About 2 weeks ago, a co-presenter (Alex) from an audio/visual (“A/V”) vendor at a start of year professional development offered me a wearable mic for my 3-hour stint – which I declined out of teacher-voice pride (maybe hubris?). When it was offered to me again about an hour into the training I was glad I accepted because my vocal cords came to appreciate the benefits of sound reinforcement. Regardless of where I stood or which direction I pointed, I could speak at a conversational volume and every single person in the room could hear me as if I was standing next to them. This experience got me super interested in the research and work behind Audio Enhancement, who have somehow slipped under my radar until this point.
At its simplest level, their sound solution is a wearable mic that projects a teacher’s voice at the ideal learning volume for every student, in every part of the room. I followed up with Alex to get some research on what effect this has on student learning and teacher retention. I was blown away by some data points from independent research institutions (non-Audio Enhancement sources):

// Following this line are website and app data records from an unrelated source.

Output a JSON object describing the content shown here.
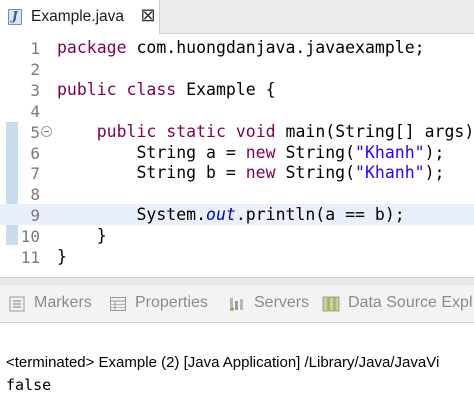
{
  "editor_tab": {
    "file_icon_letter": "J",
    "label": "Example.java",
    "close_glyph": "⊠"
  },
  "code_lines": [
    {
      "number": "1",
      "tokens": [
        {
          "t": "package",
          "c": "kw"
        },
        {
          "t": " com.huongdanjava.javaexample;",
          "c": ""
        }
      ]
    },
    {
      "number": "2",
      "tokens": []
    },
    {
      "number": "3",
      "tokens": [
        {
          "t": "public",
          "c": "kw"
        },
        {
          "t": " ",
          "c": ""
        },
        {
          "t": "class",
          "c": "kw"
        },
        {
          "t": " Example {",
          "c": ""
        }
      ]
    },
    {
      "number": "4",
      "tokens": []
    },
    {
      "number": "5",
      "tokens": [
        {
          "t": "    ",
          "c": ""
        },
        {
          "t": "public",
          "c": "kw"
        },
        {
          "t": " ",
          "c": ""
        },
        {
          "t": "static",
          "c": "kw"
        },
        {
          "t": " ",
          "c": ""
        },
        {
          "t": "void",
          "c": "kw"
        },
        {
          "t": " main(String[] args) {",
          "c": ""
        }
      ],
      "fold": true
    },
    {
      "number": "6",
      "tokens": [
        {
          "t": "        String a = ",
          "c": ""
        },
        {
          "t": "new",
          "c": "kw"
        },
        {
          "t": " String(",
          "c": ""
        },
        {
          "t": "\"Khanh\"",
          "c": "str"
        },
        {
          "t": ");",
          "c": ""
        }
      ]
    },
    {
      "number": "7",
      "tokens": [
        {
          "t": "        String b = ",
          "c": ""
        },
        {
          "t": "new",
          "c": "kw"
        },
        {
          "t": " String(",
          "c": ""
        },
        {
          "t": "\"Khanh\"",
          "c": "str"
        },
        {
          "t": ");",
          "c": ""
        }
      ]
    },
    {
      "number": "8",
      "tokens": []
    },
    {
      "number": "9",
      "tokens": [
        {
          "t": "        System.",
          "c": ""
        },
        {
          "t": "out",
          "c": "static-field"
        },
        {
          "t": ".println(a == b);",
          "c": ""
        }
      ],
      "current": true
    },
    {
      "number": "10",
      "tokens": [
        {
          "t": "    }",
          "c": ""
        }
      ]
    },
    {
      "number": "11",
      "tokens": [
        {
          "t": "}",
          "c": ""
        }
      ]
    }
  ],
  "panel_tabs": [
    {
      "label": "Markers",
      "icon": "markers-icon"
    },
    {
      "label": "Properties",
      "icon": "properties-icon"
    },
    {
      "label": "Servers",
      "icon": "servers-icon"
    },
    {
      "label": "Data Source Expl",
      "icon": "data-source-explorer-icon"
    }
  ],
  "console": {
    "status": "<terminated> Example (2) [Java Application] /Library/Java/JavaVi",
    "output": "false"
  },
  "colors": {
    "keyword": "#7f0055",
    "string": "#2a00ff",
    "static_field": "#0000c0",
    "current_line": "#e9f0fb"
  }
}
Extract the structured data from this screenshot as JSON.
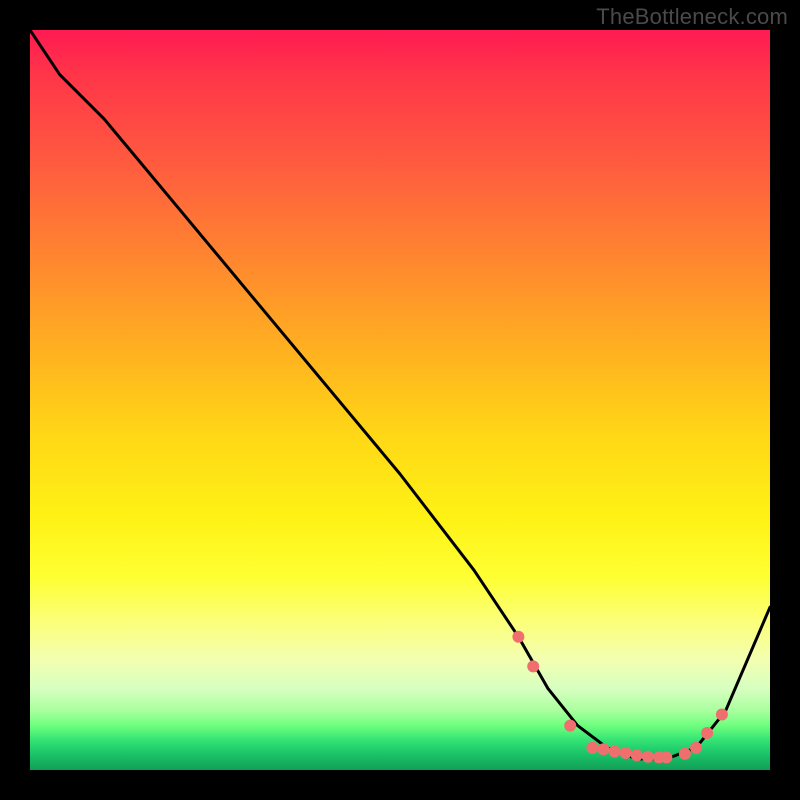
{
  "attribution": "TheBottleneck.com",
  "chart_data": {
    "type": "line",
    "title": "",
    "xlabel": "",
    "ylabel": "",
    "xlim": [
      0,
      100
    ],
    "ylim": [
      0,
      100
    ],
    "grid": false,
    "legend": false,
    "background": "red-yellow-green vertical gradient",
    "series": [
      {
        "name": "curve",
        "color": "#000000",
        "x": [
          0,
          4,
          10,
          20,
          30,
          40,
          50,
          60,
          66,
          70,
          74,
          78,
          82,
          86,
          90,
          94,
          100
        ],
        "y": [
          100,
          94,
          88,
          76,
          64,
          52,
          40,
          27,
          18,
          11,
          6,
          3,
          1.5,
          1.5,
          3,
          8,
          22
        ]
      }
    ],
    "markers": {
      "name": "highlight-points",
      "color": "#ef6f6f",
      "radius_px": 6,
      "x": [
        66,
        68,
        73,
        76,
        77.5,
        79,
        80.5,
        82,
        83.5,
        85,
        86,
        88.5,
        90,
        91.5,
        93.5
      ],
      "y": [
        18,
        14,
        6,
        3,
        2.8,
        2.5,
        2.3,
        2,
        1.8,
        1.7,
        1.7,
        2.2,
        3,
        5,
        7.5
      ]
    }
  }
}
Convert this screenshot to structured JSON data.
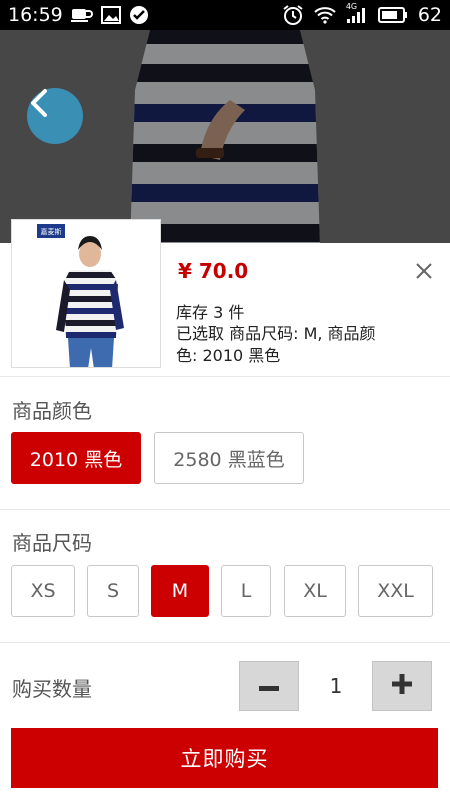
{
  "status_bar": {
    "time": "16:59",
    "battery": "62",
    "network": "4G",
    "left_icons": [
      "cup-icon",
      "image-icon",
      "check-circle-icon"
    ],
    "right_icons": [
      "alarm-icon",
      "wifi-icon",
      "signal-icon",
      "battery-icon"
    ]
  },
  "product": {
    "price": "¥ 70.0",
    "stock": "库存 3 件",
    "selected_text": "已选取 商品尺码: M, 商品颜色: 2010 黑色",
    "thumbnail_brand_text": "嘉麦斯"
  },
  "color_section": {
    "title": "商品颜色",
    "options": [
      {
        "label": "2010 黑色",
        "selected": true
      },
      {
        "label": "2580 黑蓝色",
        "selected": false
      }
    ]
  },
  "size_section": {
    "title": "商品尺码",
    "options": [
      {
        "label": "XS",
        "selected": false
      },
      {
        "label": "S",
        "selected": false
      },
      {
        "label": "M",
        "selected": true
      },
      {
        "label": "L",
        "selected": false
      },
      {
        "label": "XL",
        "selected": false
      },
      {
        "label": "XXL",
        "selected": false
      }
    ]
  },
  "quantity": {
    "label": "购买数量",
    "value": "1",
    "minus_symbol": "−",
    "plus_symbol": "+"
  },
  "buy_button": {
    "label": "立即购买"
  },
  "colors": {
    "accent_red": "#cc0000",
    "price_red": "#c40000",
    "back_button_blue": "#3a8fb5"
  }
}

- Sustained year over year achievement gains in core academic subjects >10%
- Fewer discipline issues and greater on-task behavior (up to 17% increase)
- Reduction in vocal fatigue symptoms and as a result teacher absenteeism (as high as 36% improvement)